CBA files FUEL auction plan
June 12, 2019
By Chris Forrester
The C-Band Alliance (CBA) has submitted its FUEL (Flexible Use and Efficient Licensing) auction plan to the Federal Communications Commission on June 11th to cover the proposed reallocation of 180 MHz of satellite spectrum for 5G use.
The comprehensive White Paper has been issued following extensive meetings with the FCC on June 6th-7th, and the many previous discussions and industry meetings. The auction proposals are summarised in the filing as:
- Being fast, efficient, flexible, fair, effective, and transparent
- Provides unprecedented flexibility to bidders
- Features appropriate FCC oversight at critical junctures in the process
- Represents the next evolution in auction design, based on technology and principles used by the FCC in its own auctions
The CBA says its proposed auction design is based on the FCC’s own extremely-successful secondary market policies and draws from the most effective auction policies employed by the FCC and other countries. The auction process is a sealed-bid, second-price auction that allows participants to bid on packages of spectrum that best suit their needs.
“The model, which is designed to accommodate the specifics and complexities of the C-band in the continental US, was created by Professor Paul Milgrom and his firm, Auctionomics. Together, they have worked with the FCC on auctions for more than two decades. Prof. Milgrom is highly regarded by auction experts and his expertise is sought not only by the FCC, but also by regulators around the globe. Using protocols established over 20 years of designing auctions, the CBA model translates best practices from various models into a smart auction design to best manage the complexity and time pressure of this auction, creating opportunities for all sizes of bidders and all kinds of combinations,” says the CBA.
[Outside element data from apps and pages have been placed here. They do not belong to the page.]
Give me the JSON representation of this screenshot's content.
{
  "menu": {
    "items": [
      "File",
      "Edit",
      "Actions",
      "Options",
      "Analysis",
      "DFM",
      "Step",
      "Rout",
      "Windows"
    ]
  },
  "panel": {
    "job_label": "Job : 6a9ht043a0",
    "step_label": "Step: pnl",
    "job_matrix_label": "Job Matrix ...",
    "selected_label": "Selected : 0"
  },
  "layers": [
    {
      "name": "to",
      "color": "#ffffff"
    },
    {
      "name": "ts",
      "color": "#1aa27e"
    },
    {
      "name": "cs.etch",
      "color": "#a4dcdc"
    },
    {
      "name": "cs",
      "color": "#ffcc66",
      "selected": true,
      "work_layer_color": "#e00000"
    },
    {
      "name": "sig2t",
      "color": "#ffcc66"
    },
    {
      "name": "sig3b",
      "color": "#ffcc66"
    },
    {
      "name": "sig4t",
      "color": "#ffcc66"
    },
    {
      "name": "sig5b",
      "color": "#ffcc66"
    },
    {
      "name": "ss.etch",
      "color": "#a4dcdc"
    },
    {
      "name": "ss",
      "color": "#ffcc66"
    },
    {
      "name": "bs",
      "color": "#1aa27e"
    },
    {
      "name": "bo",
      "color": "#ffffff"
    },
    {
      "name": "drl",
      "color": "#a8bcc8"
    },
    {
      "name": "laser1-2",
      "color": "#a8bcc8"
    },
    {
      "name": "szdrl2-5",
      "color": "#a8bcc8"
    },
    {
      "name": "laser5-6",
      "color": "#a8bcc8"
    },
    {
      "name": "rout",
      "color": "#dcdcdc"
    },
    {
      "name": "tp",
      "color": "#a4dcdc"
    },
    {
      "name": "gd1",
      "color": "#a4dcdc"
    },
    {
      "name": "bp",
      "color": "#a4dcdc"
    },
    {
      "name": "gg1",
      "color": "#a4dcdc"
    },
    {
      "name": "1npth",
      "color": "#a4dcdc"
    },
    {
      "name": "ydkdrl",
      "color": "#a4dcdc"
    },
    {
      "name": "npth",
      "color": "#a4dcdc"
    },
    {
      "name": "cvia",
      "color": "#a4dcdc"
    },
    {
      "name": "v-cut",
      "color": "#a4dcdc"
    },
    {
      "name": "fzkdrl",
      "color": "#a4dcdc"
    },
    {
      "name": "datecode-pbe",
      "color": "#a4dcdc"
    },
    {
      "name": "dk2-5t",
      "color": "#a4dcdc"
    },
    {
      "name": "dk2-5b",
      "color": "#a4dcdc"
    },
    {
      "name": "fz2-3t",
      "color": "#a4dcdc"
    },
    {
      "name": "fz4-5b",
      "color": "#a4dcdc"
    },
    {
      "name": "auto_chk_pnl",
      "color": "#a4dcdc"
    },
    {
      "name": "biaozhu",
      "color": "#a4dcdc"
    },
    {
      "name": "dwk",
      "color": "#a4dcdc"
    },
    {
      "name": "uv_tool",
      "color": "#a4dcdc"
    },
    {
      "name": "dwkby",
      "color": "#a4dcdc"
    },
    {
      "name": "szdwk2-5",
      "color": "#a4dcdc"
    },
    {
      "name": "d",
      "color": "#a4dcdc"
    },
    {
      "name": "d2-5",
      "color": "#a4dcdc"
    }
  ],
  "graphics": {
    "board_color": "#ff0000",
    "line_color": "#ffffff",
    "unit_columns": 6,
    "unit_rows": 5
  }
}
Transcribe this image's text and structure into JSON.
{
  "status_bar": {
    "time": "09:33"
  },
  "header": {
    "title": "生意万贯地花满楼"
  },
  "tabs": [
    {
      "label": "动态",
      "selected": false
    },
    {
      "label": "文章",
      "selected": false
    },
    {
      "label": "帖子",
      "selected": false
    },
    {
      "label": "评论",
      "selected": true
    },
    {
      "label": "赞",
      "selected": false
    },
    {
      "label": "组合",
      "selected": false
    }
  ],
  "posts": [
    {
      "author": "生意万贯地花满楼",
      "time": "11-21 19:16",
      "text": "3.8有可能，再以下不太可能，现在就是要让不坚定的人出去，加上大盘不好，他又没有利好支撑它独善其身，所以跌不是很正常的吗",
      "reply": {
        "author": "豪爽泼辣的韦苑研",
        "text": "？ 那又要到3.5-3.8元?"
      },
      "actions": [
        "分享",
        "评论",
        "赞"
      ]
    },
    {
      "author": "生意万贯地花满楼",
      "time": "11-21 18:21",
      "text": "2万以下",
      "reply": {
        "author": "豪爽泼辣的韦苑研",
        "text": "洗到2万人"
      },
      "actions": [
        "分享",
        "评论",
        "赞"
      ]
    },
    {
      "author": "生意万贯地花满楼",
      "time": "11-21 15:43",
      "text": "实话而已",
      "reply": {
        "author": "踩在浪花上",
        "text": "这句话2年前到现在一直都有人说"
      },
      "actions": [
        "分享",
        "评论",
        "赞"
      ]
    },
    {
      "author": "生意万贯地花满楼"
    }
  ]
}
The document highlights how the auction process could be structured to address important FCC objectives, says the Alliance. Moreover, the plan deals with the complexity of the nine blocks of 20 MHz C-band spectrum on offer, as well as the potential combinations of 406 Partial Economic Areas (PEAs), with individual combinations possible for large and small bidders for bandwidth.
The CBA says that once a “sealed bid” auction is underway the end result will be speedy, and the winners can be announced 2-4 weeks after the auction begins.
The Alliance says that its proposed auction involves the FCC “every step of the way” and that “We expect and invite FCC oversight of our auction process, which would be approved by the FCC before moving forward. Moreover, nothing about the proposed auction would change the process whereby FCC issues licenses for terrestrial mobile operation.”
- Fast – The auction process will allow the CBA to announce winning bidders within two-to-four weeks.
- Efficient – The CBA auction puts spectrum to use at the earliest possible date, reduces bid preparation time, minimises bidding errors, and allows values rather than strategic calculations to determine the outcome.
- Flexible – The CBA auction is designed to allow successful participation by entities of every size, from large national bidders to mid-sized regional bidders to small rural bidders. The design also allows bidders flexibility in the packages they want to bid on and the prices they are willing to pay, while promoting head-to-head competition over individual licences in specific economic areas. Yet the design also protects each bidder against winning either too little spectrum or too few areas to support its business plan.
- Fair – The proposed auction is purposefully simple to encourage the greatest range of participants. The simplicity of the auction, combined with a training period, will ensure that all participants understand the process and are ready to bid. The auction will be transparent and subject to FCC oversight, thus increasing the fairness and effectiveness of the market process.
- Effective – At the close of the auction process, winners can begin the 5G build-out process within 18 months of a final FCC order in key economic areas of the US, with a roll-out of the repurposing throughout continental US within 36 months of the final FCC order.